We have a collective form of Post Traumatic Stress disorder.  As a country, we do.  Schools all over are re-evaluating their security plans and practicing drills to deal with intruders.  This is a fear response.  The drill will not protect us. People who have PTSD are responding to regular circumstances as if they were emergencies.  This sounds like us.  We did it after 9-11 with all of the beefed up security at airports, schools, college campuses, public buildings, etc.  But that kind of measure doesn't address the problem. The likelihood that this terrible tragedy, that any of these terrible tragedies will happen to you or someone close to you is a low likelihood; this is true.  I am not unequivocally and unwaveringly advocating for the complete repeal of the second amendment because I'm afraid for myself and those I love; I don't want this to keep happening to anyone.  If you can't get any kind of gun, this can't happen, it's that simple.

There are people without their kids while there are people who still have their guns.

Bloomberg Lead the way!

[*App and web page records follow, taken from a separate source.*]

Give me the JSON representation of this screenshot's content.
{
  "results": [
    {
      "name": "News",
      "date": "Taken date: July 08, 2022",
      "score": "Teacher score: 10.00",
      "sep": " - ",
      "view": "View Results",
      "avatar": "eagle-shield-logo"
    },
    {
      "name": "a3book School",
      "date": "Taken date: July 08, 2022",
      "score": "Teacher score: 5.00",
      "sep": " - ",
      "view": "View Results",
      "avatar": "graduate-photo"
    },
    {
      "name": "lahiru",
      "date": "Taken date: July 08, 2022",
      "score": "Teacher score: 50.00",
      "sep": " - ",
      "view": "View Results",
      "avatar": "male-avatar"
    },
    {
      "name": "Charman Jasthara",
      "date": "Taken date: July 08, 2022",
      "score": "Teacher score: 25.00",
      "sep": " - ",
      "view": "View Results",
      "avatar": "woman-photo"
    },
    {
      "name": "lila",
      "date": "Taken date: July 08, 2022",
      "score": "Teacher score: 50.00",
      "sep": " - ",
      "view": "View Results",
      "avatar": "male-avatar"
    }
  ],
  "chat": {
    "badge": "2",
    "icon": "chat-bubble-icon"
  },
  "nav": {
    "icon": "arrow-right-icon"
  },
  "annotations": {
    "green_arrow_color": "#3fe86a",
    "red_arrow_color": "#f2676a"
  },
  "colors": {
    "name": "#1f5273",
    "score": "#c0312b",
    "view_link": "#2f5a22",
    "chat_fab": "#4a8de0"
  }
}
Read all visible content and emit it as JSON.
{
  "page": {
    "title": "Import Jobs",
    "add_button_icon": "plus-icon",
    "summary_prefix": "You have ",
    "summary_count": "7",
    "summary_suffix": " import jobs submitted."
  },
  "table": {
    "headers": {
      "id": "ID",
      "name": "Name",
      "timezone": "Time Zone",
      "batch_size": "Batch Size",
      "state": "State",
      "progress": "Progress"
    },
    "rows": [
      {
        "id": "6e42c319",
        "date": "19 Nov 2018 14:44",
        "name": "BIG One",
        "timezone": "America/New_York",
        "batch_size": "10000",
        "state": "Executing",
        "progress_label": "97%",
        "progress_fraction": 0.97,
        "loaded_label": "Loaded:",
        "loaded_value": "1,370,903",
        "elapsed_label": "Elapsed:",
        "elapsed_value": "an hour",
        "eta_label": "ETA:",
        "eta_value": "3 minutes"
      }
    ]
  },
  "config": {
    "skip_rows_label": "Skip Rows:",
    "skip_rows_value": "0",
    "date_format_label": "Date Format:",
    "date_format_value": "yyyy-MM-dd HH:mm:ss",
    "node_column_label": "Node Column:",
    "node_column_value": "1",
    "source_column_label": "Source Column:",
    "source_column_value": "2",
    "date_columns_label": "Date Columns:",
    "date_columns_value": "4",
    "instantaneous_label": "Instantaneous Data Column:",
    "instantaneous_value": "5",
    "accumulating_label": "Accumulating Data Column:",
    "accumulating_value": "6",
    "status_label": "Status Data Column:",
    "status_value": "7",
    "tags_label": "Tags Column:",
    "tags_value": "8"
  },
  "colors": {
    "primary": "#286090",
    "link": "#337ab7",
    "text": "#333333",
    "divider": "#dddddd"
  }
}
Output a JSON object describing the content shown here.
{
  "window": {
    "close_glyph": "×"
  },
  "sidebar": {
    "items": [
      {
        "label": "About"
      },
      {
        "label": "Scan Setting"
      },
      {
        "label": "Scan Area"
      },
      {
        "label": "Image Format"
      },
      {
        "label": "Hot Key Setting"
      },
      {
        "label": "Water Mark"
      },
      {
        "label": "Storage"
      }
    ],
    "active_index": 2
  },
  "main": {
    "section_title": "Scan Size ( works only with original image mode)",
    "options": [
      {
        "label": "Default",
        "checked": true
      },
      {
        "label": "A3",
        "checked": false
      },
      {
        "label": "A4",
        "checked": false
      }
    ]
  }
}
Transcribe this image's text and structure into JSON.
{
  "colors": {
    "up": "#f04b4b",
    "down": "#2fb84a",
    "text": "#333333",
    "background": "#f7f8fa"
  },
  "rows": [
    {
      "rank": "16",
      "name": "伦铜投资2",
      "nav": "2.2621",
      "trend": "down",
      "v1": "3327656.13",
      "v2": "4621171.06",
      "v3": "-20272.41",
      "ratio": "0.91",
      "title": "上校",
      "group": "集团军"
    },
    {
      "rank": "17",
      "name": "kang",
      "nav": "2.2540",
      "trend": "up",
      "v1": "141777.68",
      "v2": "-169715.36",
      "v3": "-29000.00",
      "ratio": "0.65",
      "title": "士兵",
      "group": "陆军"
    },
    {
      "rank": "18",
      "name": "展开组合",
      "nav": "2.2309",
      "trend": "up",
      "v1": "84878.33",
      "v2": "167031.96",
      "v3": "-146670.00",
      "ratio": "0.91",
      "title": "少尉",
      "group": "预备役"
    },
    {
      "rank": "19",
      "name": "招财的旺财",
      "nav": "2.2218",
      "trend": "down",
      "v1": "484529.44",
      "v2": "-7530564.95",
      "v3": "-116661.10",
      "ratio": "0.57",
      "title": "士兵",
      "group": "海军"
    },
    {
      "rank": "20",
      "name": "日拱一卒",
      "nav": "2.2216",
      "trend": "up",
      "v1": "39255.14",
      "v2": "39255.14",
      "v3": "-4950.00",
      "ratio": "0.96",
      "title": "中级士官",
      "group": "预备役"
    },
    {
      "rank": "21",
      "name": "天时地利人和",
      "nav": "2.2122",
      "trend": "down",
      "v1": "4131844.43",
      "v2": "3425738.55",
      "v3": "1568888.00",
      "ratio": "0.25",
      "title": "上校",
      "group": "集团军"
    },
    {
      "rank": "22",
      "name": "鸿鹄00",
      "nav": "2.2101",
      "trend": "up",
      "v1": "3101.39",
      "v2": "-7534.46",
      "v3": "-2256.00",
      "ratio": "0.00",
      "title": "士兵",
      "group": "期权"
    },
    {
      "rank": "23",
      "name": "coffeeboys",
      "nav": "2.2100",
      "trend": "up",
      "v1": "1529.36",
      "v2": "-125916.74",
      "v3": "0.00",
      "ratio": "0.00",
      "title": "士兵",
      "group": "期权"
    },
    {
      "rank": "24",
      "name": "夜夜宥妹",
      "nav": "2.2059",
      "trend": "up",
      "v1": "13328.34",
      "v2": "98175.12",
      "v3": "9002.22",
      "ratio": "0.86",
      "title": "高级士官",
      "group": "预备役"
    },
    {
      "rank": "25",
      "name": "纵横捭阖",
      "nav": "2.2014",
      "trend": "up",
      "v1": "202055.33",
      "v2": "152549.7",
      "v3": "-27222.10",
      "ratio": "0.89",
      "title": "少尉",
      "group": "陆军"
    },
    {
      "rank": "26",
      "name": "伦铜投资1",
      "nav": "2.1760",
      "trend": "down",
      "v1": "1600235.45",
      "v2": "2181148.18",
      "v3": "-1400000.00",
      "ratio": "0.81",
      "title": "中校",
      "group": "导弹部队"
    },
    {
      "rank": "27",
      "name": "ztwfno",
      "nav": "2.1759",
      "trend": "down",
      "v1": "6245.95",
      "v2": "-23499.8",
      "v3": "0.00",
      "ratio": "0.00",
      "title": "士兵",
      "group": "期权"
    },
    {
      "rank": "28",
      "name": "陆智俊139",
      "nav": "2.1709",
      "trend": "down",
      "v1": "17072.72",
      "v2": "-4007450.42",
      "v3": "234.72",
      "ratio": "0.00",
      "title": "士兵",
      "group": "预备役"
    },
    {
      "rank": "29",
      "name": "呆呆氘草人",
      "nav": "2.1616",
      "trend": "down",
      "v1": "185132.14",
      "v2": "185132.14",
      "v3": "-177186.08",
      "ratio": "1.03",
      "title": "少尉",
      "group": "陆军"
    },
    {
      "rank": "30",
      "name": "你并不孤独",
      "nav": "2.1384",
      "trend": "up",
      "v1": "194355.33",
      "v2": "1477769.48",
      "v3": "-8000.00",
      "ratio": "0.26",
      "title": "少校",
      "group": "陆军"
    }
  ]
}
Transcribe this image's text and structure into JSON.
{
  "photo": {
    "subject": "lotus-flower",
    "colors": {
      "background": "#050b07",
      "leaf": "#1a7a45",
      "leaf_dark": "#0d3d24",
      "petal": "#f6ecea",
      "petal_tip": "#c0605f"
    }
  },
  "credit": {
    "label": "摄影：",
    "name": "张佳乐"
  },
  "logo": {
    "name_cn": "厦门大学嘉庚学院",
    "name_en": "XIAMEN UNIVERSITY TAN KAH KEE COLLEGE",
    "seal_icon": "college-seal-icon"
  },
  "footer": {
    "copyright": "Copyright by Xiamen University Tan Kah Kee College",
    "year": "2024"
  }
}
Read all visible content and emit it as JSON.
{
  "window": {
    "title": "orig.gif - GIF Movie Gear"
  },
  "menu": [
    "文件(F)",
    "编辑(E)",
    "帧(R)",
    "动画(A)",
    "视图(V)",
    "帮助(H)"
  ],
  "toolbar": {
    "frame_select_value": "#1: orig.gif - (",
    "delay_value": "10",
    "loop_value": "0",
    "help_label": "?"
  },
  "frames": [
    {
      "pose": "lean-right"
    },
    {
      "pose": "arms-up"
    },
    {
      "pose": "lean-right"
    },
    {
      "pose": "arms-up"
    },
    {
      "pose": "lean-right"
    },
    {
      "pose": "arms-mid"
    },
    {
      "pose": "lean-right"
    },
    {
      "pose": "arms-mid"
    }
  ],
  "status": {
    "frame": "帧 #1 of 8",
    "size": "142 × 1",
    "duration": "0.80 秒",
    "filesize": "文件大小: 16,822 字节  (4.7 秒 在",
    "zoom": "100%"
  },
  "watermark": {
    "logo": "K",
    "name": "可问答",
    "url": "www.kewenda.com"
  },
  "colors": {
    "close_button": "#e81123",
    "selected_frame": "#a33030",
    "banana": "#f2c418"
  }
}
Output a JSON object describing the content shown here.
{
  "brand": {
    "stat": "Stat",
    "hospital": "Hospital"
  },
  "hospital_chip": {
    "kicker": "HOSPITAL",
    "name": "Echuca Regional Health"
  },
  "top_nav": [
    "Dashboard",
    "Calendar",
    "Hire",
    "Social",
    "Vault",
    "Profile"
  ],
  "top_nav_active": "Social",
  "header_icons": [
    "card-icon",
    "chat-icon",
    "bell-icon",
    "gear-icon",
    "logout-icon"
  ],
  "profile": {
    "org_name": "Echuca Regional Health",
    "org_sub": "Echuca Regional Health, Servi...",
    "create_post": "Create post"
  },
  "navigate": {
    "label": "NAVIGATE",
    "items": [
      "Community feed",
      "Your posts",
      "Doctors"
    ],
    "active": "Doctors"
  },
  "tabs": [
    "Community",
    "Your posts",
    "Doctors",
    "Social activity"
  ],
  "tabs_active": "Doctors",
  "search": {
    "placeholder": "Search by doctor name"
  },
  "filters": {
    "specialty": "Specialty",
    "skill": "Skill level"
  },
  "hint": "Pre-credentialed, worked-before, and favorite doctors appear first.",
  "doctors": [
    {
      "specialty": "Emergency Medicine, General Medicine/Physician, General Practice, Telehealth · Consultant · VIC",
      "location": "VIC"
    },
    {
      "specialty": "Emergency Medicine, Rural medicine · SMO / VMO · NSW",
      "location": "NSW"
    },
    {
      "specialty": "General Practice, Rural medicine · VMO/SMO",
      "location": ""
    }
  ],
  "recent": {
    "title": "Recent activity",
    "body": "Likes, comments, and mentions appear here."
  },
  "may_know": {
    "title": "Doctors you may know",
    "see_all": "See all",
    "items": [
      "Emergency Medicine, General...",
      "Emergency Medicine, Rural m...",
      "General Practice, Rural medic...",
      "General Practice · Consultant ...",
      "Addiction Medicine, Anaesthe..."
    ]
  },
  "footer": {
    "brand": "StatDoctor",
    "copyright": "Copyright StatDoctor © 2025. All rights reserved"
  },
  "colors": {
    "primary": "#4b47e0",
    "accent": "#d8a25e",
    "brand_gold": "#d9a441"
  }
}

As an NYCDOE teacher and a citizen of NYC for the entirety of Mike's dictatorial condescension on my great city, I have to say that on at least one issue, his non-democratic I'm-right-your-wrong approach (and his heart and his mind) are in the right place.

I say this unequivocally and unambiguously without criticism of any of Mike's past mishaps as a leader.  Tabula Rasa; the slate's clear.  He's done a lot of anti-teacher things in his mayorship, now's the chance to go out with a bang in a way that blows up the pro-gun ideology's poison of our safety.

A direct message to Michael Bloomberg:  take your anti-gun platform all the way; shove it so far and so hard that we eradicate guns.  Be an abolitionist!  You said Obama should make this his number one priority; I agree, and so should you.  Put everything else down and pick this up.  Make the pro-gun people hate you.